Leave out the lines before the one with "Transcribe this image's"; output that line and all remaining lines of the records exactly.
****
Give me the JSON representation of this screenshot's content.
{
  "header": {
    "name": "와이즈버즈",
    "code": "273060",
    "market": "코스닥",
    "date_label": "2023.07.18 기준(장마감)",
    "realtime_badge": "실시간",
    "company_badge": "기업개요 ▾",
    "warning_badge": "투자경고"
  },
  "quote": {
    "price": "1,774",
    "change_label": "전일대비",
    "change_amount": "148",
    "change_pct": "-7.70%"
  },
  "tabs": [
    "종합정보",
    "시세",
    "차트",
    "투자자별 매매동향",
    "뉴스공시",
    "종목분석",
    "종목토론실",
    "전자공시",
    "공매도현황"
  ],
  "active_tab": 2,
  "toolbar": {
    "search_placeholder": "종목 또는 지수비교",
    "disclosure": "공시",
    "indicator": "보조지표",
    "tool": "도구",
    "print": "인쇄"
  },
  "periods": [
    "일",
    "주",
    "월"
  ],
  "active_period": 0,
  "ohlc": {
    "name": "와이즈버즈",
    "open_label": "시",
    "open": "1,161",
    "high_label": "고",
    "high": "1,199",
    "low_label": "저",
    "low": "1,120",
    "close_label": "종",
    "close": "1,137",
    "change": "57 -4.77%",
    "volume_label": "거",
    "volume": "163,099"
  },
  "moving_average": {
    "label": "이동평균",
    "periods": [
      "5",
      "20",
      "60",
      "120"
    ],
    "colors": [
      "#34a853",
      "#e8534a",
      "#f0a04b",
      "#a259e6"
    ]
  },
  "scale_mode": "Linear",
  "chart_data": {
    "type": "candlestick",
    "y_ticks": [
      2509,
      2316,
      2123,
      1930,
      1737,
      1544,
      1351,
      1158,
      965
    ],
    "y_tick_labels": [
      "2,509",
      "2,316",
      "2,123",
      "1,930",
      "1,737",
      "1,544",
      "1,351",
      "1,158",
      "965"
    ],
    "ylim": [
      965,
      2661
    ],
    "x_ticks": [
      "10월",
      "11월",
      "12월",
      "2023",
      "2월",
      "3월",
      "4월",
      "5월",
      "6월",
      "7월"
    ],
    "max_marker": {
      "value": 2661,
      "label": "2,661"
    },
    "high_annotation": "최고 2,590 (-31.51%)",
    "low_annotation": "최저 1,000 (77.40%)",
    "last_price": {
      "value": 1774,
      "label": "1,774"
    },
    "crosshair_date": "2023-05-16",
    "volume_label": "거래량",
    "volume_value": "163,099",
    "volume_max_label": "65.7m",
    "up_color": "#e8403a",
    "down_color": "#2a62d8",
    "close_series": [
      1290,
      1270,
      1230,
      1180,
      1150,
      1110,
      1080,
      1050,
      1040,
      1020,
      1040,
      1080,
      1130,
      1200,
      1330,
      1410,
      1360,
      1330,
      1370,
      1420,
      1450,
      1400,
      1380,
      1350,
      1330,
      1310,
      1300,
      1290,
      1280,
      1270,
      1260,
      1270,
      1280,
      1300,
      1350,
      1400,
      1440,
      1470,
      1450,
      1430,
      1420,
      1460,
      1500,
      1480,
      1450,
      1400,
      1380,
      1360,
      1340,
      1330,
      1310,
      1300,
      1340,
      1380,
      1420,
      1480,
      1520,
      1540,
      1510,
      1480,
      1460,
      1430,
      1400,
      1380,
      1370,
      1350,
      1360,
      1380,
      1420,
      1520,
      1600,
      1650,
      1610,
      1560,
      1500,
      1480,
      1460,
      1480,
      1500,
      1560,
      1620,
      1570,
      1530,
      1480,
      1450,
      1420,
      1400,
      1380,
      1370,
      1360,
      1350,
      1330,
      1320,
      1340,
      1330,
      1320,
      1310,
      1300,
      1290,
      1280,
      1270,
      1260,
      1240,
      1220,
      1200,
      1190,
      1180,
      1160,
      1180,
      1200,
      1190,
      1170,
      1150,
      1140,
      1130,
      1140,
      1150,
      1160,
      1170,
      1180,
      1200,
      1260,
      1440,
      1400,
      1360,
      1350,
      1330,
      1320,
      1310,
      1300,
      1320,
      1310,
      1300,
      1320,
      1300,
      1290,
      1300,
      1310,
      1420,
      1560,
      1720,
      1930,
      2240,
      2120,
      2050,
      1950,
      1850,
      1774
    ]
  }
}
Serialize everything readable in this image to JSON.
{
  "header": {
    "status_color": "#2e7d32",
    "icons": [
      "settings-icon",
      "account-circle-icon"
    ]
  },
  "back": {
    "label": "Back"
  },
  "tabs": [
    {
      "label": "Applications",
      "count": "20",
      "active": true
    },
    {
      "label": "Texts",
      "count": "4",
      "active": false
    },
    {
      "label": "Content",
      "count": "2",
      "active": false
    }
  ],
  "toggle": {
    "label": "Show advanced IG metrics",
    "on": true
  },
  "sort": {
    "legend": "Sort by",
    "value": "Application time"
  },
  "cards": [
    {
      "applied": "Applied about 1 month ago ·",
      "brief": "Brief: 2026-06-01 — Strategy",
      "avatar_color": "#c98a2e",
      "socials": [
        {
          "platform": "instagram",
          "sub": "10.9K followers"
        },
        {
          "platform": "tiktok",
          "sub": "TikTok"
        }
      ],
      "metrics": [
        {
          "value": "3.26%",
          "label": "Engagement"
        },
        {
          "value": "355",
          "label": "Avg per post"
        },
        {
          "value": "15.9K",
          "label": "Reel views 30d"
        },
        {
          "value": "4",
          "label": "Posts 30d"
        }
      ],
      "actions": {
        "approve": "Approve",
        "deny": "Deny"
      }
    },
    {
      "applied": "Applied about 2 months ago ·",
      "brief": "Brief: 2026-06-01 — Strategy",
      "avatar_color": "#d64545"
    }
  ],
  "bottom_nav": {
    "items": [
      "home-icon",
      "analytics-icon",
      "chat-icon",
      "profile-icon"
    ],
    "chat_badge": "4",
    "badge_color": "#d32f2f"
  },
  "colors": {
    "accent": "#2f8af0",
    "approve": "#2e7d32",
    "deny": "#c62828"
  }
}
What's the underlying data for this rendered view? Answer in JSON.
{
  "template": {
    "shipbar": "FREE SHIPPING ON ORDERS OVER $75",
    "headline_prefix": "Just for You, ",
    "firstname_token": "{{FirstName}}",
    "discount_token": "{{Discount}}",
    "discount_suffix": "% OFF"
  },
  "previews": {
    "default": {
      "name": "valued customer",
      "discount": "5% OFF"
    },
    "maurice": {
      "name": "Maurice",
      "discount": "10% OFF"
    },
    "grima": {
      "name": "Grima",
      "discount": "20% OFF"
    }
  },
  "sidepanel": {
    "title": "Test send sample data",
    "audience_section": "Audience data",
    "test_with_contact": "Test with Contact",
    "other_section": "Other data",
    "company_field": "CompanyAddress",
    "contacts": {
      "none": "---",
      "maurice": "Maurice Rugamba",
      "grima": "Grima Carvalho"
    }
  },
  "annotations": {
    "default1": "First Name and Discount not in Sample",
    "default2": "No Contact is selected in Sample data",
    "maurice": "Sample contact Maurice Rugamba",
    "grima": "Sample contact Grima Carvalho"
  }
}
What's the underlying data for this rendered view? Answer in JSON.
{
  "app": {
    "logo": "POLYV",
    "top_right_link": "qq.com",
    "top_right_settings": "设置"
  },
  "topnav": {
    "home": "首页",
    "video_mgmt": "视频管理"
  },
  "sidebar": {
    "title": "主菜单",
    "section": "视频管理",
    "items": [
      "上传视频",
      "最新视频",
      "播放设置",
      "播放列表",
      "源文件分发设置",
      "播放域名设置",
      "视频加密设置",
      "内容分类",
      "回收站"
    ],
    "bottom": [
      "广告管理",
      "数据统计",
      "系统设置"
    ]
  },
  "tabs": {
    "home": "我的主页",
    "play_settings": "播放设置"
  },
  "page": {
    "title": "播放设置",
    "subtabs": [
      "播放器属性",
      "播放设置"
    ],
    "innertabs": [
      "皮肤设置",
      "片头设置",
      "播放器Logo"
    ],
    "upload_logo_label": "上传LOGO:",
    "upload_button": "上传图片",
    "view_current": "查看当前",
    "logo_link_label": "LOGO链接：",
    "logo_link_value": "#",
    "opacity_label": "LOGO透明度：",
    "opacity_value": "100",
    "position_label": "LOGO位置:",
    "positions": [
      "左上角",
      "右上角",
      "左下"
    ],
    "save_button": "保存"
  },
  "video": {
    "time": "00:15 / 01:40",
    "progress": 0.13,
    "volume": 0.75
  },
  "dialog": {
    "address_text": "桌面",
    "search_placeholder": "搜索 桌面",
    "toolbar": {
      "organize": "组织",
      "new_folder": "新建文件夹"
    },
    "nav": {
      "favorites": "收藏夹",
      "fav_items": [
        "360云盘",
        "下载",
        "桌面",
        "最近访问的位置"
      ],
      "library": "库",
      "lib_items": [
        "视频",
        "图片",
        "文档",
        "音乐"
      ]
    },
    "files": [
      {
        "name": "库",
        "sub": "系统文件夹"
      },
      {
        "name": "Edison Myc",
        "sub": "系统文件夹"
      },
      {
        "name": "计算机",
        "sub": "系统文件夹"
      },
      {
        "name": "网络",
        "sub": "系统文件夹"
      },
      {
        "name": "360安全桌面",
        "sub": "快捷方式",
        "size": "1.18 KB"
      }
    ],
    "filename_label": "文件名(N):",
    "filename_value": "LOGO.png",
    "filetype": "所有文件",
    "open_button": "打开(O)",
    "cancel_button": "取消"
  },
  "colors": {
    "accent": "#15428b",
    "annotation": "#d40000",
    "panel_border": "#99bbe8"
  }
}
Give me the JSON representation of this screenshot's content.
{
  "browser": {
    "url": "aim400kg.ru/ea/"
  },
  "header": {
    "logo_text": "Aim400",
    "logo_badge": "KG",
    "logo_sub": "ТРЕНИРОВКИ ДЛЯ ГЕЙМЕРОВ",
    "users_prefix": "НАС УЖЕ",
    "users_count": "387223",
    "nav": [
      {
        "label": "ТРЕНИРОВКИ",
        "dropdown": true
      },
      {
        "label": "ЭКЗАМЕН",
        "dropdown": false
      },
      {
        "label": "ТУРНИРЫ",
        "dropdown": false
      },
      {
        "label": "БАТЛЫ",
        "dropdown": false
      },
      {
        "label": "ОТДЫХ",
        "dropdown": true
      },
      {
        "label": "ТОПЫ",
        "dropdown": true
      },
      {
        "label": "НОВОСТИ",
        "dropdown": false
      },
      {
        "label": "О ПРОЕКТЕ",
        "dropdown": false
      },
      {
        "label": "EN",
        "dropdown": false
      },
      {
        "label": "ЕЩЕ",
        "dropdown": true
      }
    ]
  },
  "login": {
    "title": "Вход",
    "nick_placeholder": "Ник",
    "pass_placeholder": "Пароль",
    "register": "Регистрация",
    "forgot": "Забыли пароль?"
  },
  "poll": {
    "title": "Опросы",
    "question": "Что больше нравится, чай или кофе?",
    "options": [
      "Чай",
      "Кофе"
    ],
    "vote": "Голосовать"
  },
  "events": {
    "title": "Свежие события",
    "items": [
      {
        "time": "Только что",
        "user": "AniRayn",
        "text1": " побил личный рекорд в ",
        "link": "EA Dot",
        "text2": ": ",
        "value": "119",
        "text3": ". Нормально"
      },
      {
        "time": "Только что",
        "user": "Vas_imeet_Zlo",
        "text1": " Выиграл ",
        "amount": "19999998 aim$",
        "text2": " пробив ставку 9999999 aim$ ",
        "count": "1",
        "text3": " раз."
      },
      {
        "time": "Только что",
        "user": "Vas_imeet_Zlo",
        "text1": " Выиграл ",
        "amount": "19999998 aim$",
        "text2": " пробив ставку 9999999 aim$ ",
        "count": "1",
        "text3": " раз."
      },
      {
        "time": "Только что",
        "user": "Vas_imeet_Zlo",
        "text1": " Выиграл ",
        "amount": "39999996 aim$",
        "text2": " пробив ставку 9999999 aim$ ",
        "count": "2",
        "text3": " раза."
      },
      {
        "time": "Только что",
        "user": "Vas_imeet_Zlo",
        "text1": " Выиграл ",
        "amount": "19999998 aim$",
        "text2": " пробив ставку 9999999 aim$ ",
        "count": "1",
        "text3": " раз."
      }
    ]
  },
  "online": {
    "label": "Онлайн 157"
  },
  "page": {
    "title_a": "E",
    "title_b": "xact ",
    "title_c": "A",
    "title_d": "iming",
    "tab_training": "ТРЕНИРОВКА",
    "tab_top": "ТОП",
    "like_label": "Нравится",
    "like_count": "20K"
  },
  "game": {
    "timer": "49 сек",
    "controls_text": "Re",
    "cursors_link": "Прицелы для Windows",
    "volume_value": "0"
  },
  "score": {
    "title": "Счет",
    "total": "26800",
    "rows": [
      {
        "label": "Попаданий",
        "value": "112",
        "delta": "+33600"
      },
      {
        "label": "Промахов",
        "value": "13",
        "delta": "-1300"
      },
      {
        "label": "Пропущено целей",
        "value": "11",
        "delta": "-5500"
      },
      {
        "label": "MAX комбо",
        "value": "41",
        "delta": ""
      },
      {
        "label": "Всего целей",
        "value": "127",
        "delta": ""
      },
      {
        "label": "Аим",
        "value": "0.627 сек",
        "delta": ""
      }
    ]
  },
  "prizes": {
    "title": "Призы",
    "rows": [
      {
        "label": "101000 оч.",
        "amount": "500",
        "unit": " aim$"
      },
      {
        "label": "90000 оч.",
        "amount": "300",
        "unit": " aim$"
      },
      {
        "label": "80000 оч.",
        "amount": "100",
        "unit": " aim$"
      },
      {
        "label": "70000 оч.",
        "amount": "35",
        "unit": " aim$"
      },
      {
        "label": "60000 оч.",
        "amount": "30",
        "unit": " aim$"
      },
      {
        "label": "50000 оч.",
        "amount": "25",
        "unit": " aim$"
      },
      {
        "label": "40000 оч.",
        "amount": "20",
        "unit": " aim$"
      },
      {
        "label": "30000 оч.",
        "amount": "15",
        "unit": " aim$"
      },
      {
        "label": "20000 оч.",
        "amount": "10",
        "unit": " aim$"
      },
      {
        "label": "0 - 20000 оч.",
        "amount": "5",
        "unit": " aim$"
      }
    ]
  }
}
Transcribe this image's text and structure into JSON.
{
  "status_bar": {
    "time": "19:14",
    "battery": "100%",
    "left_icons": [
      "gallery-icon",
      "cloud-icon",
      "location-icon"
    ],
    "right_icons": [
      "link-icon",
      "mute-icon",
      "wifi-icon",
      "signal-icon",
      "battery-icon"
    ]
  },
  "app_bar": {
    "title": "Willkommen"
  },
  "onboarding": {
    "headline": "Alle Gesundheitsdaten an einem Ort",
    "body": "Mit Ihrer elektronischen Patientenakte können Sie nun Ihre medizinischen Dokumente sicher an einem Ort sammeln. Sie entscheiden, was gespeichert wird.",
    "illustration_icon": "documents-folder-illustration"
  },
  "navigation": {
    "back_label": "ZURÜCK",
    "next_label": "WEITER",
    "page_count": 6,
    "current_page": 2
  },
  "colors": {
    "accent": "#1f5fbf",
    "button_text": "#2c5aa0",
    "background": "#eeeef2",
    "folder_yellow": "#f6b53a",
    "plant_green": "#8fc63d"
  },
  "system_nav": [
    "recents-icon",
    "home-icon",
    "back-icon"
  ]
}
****
Worked solution:
Transcribe this image's text and structure into JSON.
{
  "status_bar": {
    "time": "19:14",
    "battery": "100%",
    "left_icons": [
      "gallery-icon",
      "cloud-icon",
      "location-icon"
    ],
    "right_icons": [
      "link-icon",
      "mute-icon",
      "wifi-icon",
      "signal-icon",
      "battery-icon"
    ]
  },
  "app_bar": {
    "title": "Willkommen"
  },
  "onboarding": {
    "headline": "Alle Gesundheitsdaten an einem Ort",
    "body": "Mit Ihrer elektronischen Patientenakte können Sie nun Ihre medizinischen Dokumente sicher an einem Ort sammeln. Sie entscheiden, was gespeichert wird.",
    "illustration_icon": "documents-folder-illustration"
  },
  "navigation": {
    "back_label": "ZURÜCK",
    "next_label": "WEITER",
    "page_count": 6,
    "current_page": 2
  },
  "colors": {
    "accent": "#1f5fbf",
    "button_text": "#2c5aa0",
    "background": "#eeeef2",
    "folder_yellow": "#f6b53a",
    "plant_green": "#8fc63d"
  },
  "system_nav": [
    "recents-icon",
    "home-icon",
    "back-icon"
  ]
}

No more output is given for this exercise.